While unreimbursed employee business expenses that were previously deductible on schedule A – Itemized Deductions, have been eliminated, those expenses are still deductible on schedule C – Profit or Loss from Business. Schedule C is where Form 1099 – MISC income is reported. You are allowed deductions for those ordinary and necessary business expenses incurred in the course and scope of one’s trade or business under Internal Revenue Code Section 162. So, if enough expenses can be deduced against the income reported on schedule C, there likely will be little or no profit on which to pay tax when all is said and done. But one must be prudent and judicious about the amount of deductions claimed on Schedule C. You don’t want to claim so many deductions that will result in a loss. In other words, reporting more deductions than you receive in income.
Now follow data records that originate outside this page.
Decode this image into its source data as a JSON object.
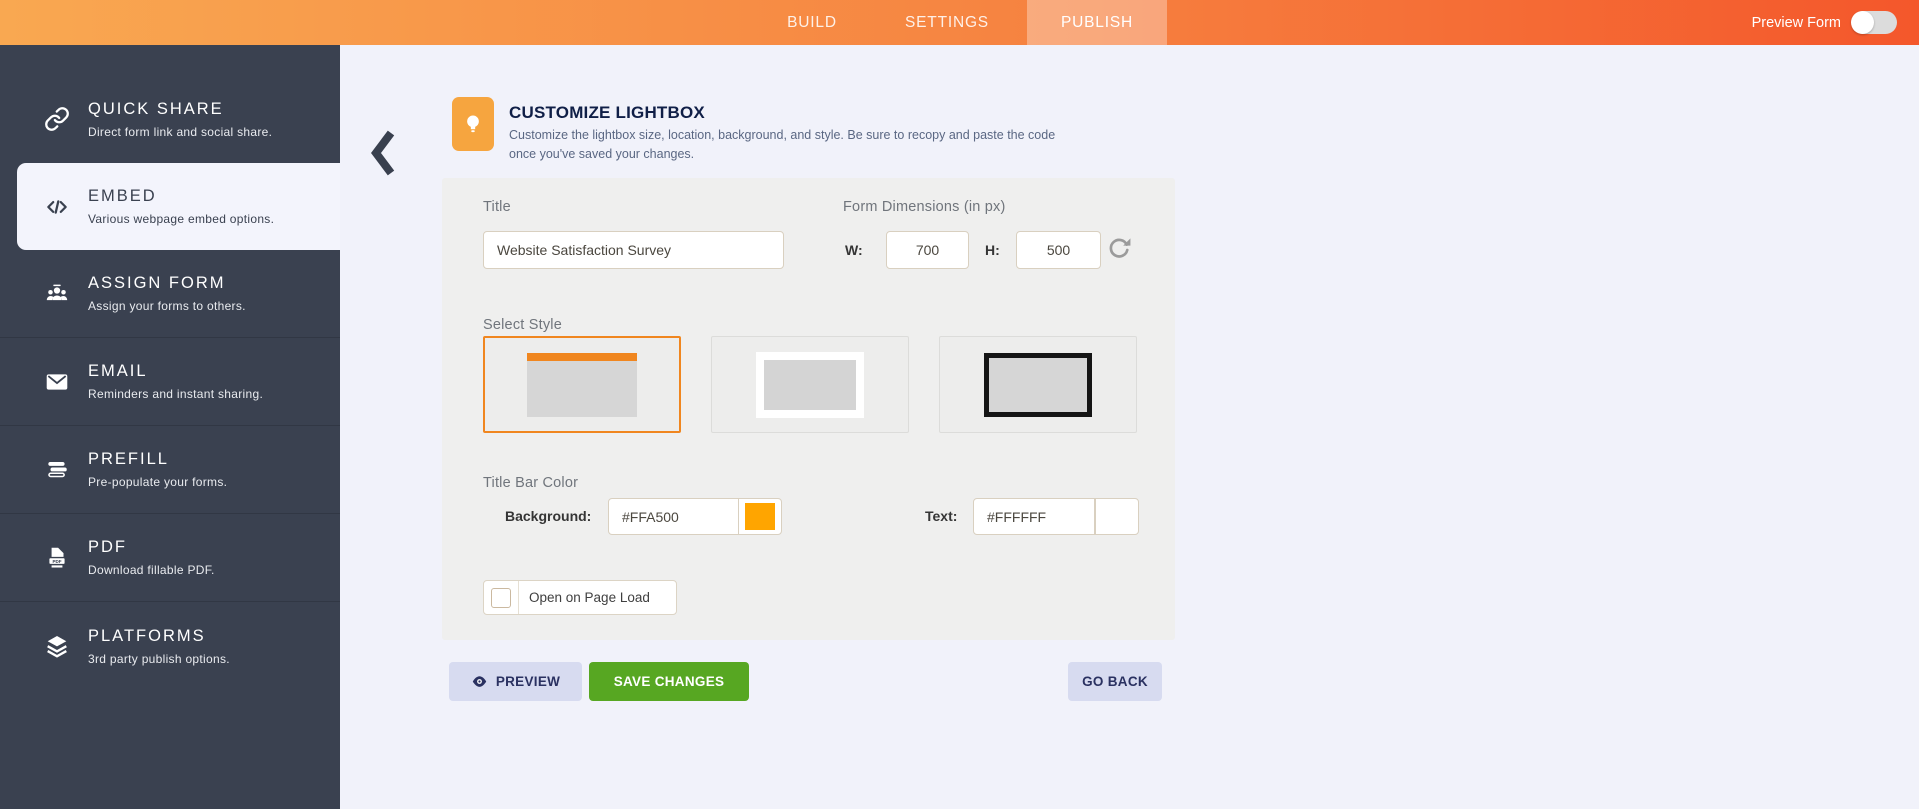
{
  "topbar": {
    "tabs": [
      {
        "label": "BUILD"
      },
      {
        "label": "SETTINGS"
      },
      {
        "label": "PUBLISH",
        "active": true
      }
    ],
    "preview_form_label": "Preview Form",
    "toggle_state": "off"
  },
  "sidebar": {
    "items": [
      {
        "title": "QUICK SHARE",
        "subtitle": "Direct form link and social share.",
        "icon": "link-icon",
        "selected": false
      },
      {
        "title": "EMBED",
        "subtitle": "Various webpage embed options.",
        "icon": "code-icon",
        "selected": true
      },
      {
        "title": "ASSIGN FORM",
        "subtitle": "Assign your forms to others.",
        "icon": "people-icon",
        "selected": false
      },
      {
        "title": "EMAIL",
        "subtitle": "Reminders and instant sharing.",
        "icon": "envelope-icon",
        "selected": false
      },
      {
        "title": "PREFILL",
        "subtitle": "Pre-populate your forms.",
        "icon": "stack-icon",
        "selected": false
      },
      {
        "title": "PDF",
        "subtitle": "Download fillable PDF.",
        "icon": "pdf-icon",
        "selected": false
      },
      {
        "title": "PLATFORMS",
        "subtitle": "3rd party publish options.",
        "icon": "layers-icon",
        "selected": false
      }
    ]
  },
  "header": {
    "title": "CUSTOMIZE LIGHTBOX",
    "description": "Customize the lightbox size, location, background, and style. Be sure to recopy and paste the code once you've saved your changes."
  },
  "form": {
    "title_label": "Title",
    "title_value": "Website Satisfaction Survey",
    "dimensions_label": "Form Dimensions (in px)",
    "width_label": "W:",
    "width_value": "700",
    "height_label": "H:",
    "height_value": "500",
    "select_style_label": "Select Style",
    "styles": [
      {
        "name": "title-bar-style",
        "selected": true
      },
      {
        "name": "white-border-style",
        "selected": false
      },
      {
        "name": "black-border-style",
        "selected": false
      }
    ],
    "title_bar_color_label": "Title Bar Color",
    "background_label": "Background:",
    "background_value": "#FFA500",
    "text_label": "Text:",
    "text_value": "#FFFFFF",
    "open_on_page_load_label": "Open on Page Load",
    "open_on_page_load_checked": false
  },
  "buttons": {
    "preview": "PREVIEW",
    "save": "SAVE CHANGES",
    "go_back": "GO BACK"
  },
  "colors": {
    "accent_orange": "#F6A53F",
    "topbar_left": "#F9A851",
    "topbar_right": "#F4572B",
    "sidebar_bg": "#3A4150",
    "save_green": "#57A722",
    "button_lavender": "#D7DBF0"
  }
}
If you claim a loss, a Schedule C loss is the kiss of death. It is not uncommon for the IRS to extensively audit Schedule C losses. So the objective is to claim just a sufficient amount of deductions to offset the Schedule C income without throwing the Schedule C into a loss. A small profit is preferable.
You may not be able to write off all your expenses against Schedule C income, but getting to write off something is better than nothing. Remember, to be able to claim deductions on the Schedule C, you have to have received a Form 1099-MISC and NOT a Form W-2. The 1099 is issued to independent contractors and a W-2 is issued to employees. And, what you can’t deduct on schedule C, you still might be able to get some benefit on your state return by deducting the remainder as an itemized deduction on the state tax return. For example, the state of California has not adopted all provisions of the new tax law for California state purposes. So you might get some benefit on your state return. But remember, unreimbursed employee business expenses have been eliminated from the federal return on Schedule A – Itemized Deductions. Also keep in mind that the IRS can audit your tax return and disagree with the deductions that you claim.
In the face of IRS adversity, prevailing in a challenge during audit will depend on establishing that the deductions you claimed were an ordinary and necessary business expenses with respect to the business. If audited, you should always seek competent representation. Not doing so would be like going into an internal affairs investigation without a rep.
Seeking competent professional advice and preparation is the best way to minimize your tax burden and optimize your refund. If you are nearing retirement and realize that your department pension won’t completely replace your paycheck and you’re worried about market volatility that can shrink and erode your 401k/deferred comp, speak to a trusted professional about programs that will bridge the income gap between lifestyle, paycheck and pension payment..
Niels Winther, CPA, CFS, is President of Winthco Wealth Management in Simi Valley, California.